Macro Tsimmis

intelligently hedged investment

Activision Blizzard (ATVI) update #8—Chinese bureaucrats in WoW fight

Posted by intelledgement on Sun, 08 Nov 09

Some light was shed last week on the long-standing delays suffered by licensees of our game publishing company, Activision Blizzard (ATVI) in China with respect to obtaining approval for their massively multiplayer online role-playing game (MMORPG), World of Warcraft (WoW) and various expansions thereto. Apparently, the delays cannot be ascribed to foot dragging on the part of the former licensee, The9 (TCTY), who were canned by Blizzard earlier this year, nor are they reflections of political or trade issues between the USA and China, as some have speculated. According to an article in Friday’s New York Times, the problems stem from a dispute between two Chinese government agencies over who has regulatory control of the huge Chinese online gaming market.
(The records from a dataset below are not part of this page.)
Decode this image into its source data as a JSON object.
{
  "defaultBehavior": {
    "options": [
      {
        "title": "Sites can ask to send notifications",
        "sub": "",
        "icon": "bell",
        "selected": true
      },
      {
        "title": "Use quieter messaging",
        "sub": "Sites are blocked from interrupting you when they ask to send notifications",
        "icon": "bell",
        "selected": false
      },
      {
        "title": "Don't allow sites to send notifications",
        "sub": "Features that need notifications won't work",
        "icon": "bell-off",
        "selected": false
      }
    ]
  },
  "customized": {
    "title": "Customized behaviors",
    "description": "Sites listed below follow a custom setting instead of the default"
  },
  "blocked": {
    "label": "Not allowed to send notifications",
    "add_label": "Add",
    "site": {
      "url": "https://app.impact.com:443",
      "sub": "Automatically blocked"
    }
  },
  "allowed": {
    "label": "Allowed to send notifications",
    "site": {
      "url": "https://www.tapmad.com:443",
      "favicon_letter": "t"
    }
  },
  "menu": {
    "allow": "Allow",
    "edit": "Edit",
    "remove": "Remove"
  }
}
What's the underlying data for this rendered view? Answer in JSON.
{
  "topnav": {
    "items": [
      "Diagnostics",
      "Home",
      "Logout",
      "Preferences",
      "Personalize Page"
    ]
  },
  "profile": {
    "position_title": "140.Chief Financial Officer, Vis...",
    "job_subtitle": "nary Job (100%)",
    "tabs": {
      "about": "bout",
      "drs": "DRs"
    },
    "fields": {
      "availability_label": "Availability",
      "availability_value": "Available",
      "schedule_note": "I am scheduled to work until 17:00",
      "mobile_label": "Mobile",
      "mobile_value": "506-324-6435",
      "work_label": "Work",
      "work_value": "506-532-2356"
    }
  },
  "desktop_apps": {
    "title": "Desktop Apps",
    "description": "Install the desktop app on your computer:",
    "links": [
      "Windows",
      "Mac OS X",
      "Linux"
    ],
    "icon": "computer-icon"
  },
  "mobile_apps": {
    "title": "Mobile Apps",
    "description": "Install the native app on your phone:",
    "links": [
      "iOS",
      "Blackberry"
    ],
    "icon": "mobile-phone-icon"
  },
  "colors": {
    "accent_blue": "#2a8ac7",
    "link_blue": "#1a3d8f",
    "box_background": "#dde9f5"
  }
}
WoW is one of the top ten games MMORPG in China—an estimated 50 million mainlanders are active MMORPG participants—and the only one not published by an Asian-based gaming company (two others are South Korean and the rest are Chinese). The company provides no breakdown, but of the 11.5 million WoW players worldwide,about 4 million are believed to be mainland Chinese.

The first Chinese government agency that Blizzard dealt with—originally from 2003 through The9 and then since 2008 through their current exclusive licensee, NetEase (NTSE)—is the Ministry of Culture, and they have been reasonably accommodating. But for the last couple of years, the General Administration of Press and Publication (GAPP) has required The9 and now NetEase to gain approval of WoW publications—even requiring NetEase to make changes to things that had been approved for years under The9’s aegis in order to gain the goahead to relaunch the game. After months of delays, NetEase finally got the OK in September, but then on Monday, GAPP demanded that NetEase stop accepting new subscriptions and stop collecting fees on pain of losing their access to the internet.

How this will all get resolved is unclear, but it appears in general as if the GAPP is tasked with approving online games prior to publication and the Ministry of Culture with policing them afterwards, which should be good news for Blizzard. In any event, NetEase servers are still operating as of now, and according to the article, the latest GAPP list of “188 companies that it said were running unlicensed, vulgar or overly violent online games” omits NetEase and WoW.

Stay tuned.

Previous ATVI-related posts:

Leave a Reply

Please log in using one of these methods to post your comment: Logo

You are commenting using your account. Log Out /  Change )

Google photo

You are commenting using your Google account. Log Out /  Change )

Twitter picture

You are commenting using your Twitter account. Log Out /  Change )

Facebook photo

You are commenting using your Facebook account. Log Out /  Change )

Connecting to %s

%d bloggers like this: